Irritable Bowel Syndrome, or IBS, is a little understood disorder because doctors are not quite sure about its cause. Consequently, treatment and testing is highly individualized. Testing is done based on a physicians judgment after examining many factors, such as family history, symptoms, stress factors, etc.

Because IBS treatment and testing are so individualized, they should always be performed under the advice or prescription of a colorectal specialist. If you or someone you know is suffering from IBS, here are some of our recommendations.  

See a Specialist

The first step to treating IBS is to visit a physician who specializes in gastrointestinal medicine. You should be honest with them about all of your symptoms. Your specialist may perform a physical exam or diagnostic testing to find out what the issue is. The primary symptom of IBS is abdominal pain, especially abdominal pain associated with a change in bowel habits. This change can be characterized by frequency or consistency of stool.

There are certain symptoms of IBS that are also red flags for other more serious disorders that must be addressed before a physician can diagnose you with IBS. These red flag symptoms include anemia or abnormal blood tests, new symptoms appearing past the age of 50, fever, blood in the stool, unintentional weight loss, or a family history of GI diseases.

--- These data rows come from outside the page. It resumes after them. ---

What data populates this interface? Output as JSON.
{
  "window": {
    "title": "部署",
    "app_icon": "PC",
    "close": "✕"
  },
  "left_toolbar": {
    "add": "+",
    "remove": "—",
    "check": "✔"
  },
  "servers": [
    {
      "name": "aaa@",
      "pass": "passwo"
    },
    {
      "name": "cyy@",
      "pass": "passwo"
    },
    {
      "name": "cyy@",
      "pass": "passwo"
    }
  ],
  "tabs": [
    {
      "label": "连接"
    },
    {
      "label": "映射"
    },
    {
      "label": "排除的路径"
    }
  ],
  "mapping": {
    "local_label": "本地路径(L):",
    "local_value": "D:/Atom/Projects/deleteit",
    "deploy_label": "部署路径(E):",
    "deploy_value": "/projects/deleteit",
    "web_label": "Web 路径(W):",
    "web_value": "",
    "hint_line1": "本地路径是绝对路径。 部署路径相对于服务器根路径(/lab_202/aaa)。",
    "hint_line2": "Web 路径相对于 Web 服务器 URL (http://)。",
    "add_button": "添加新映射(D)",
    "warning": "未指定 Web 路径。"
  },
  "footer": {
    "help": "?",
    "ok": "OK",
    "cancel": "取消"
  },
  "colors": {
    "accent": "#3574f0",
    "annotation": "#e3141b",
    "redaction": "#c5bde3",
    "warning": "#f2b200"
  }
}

Change Your Diet

Incorporating a healthier diet is always a good step for treating IBS. Because IBS can affect everyone differently it may be beneficial to keep a journal of all the foods you eat and how they affect you. That way you can work with your doctor to find out which foods are okay and which ones you should stay away from.

Most people with IBS benefit from avoiding fried foods, chocolate, alcohol, caffeine, carbonated drinks, and fructose. These foods and beverages often make symptoms worse. It can also be beneficial to only consume soluble fiber. While fiber is helpful for many things in the body, people with IBS benefit more from soluble fiber as it takes longer to leave the digestive system. Soluble fiber can be found in oat bran, barley, and navy, pinto, and lima beans.


All medication used in treating IBS should be discussed with your physician. They may suggest over the counter medications to help alleviate your IBS symptoms, or they may prescribe you something.

Some common over the counter medications for IBS include:

  • Bismuth Subsalicylate (Pepto-Bismol or Kaopectate)

  • Loperamide (Imodium)

  • Simethacone (Gas-X, Mylicon)

Oftentimes a physician will prescribe antidepressants for a patient who is dealing with IBS. Some of these medications have been shown to help with stomach pain. A doctor may also prescribe drugs that relax your stomach muscles, called antispasmodics. Muscle spasms in your digestive tract can cause belly pain, and these medications can calm these spasms and ease the pain.


Stress can make the symptoms of IBS worse, so finding ways to cope with stress can improve your condition. There are many types of therapy designed to help people deal with stress, including meditation, yoga, and exercise. One of the simplest and most relaxing things to do is to just set aside some time to do something you enjoy, whether that is going for a walk, playing sports, reading, listening to music, or taking a nice hot bath. Reducing stress is a great way to lessen the symptoms of IBS.

More Information

Treating IBS is difficult, but it is possible! Don’t let your symptoms take control of your life, reclaim it instead. All you’ve got to do is come see us. Our colorectal specialists are always there for you and they are experts at treating IBS. Contact us or book an appointment today.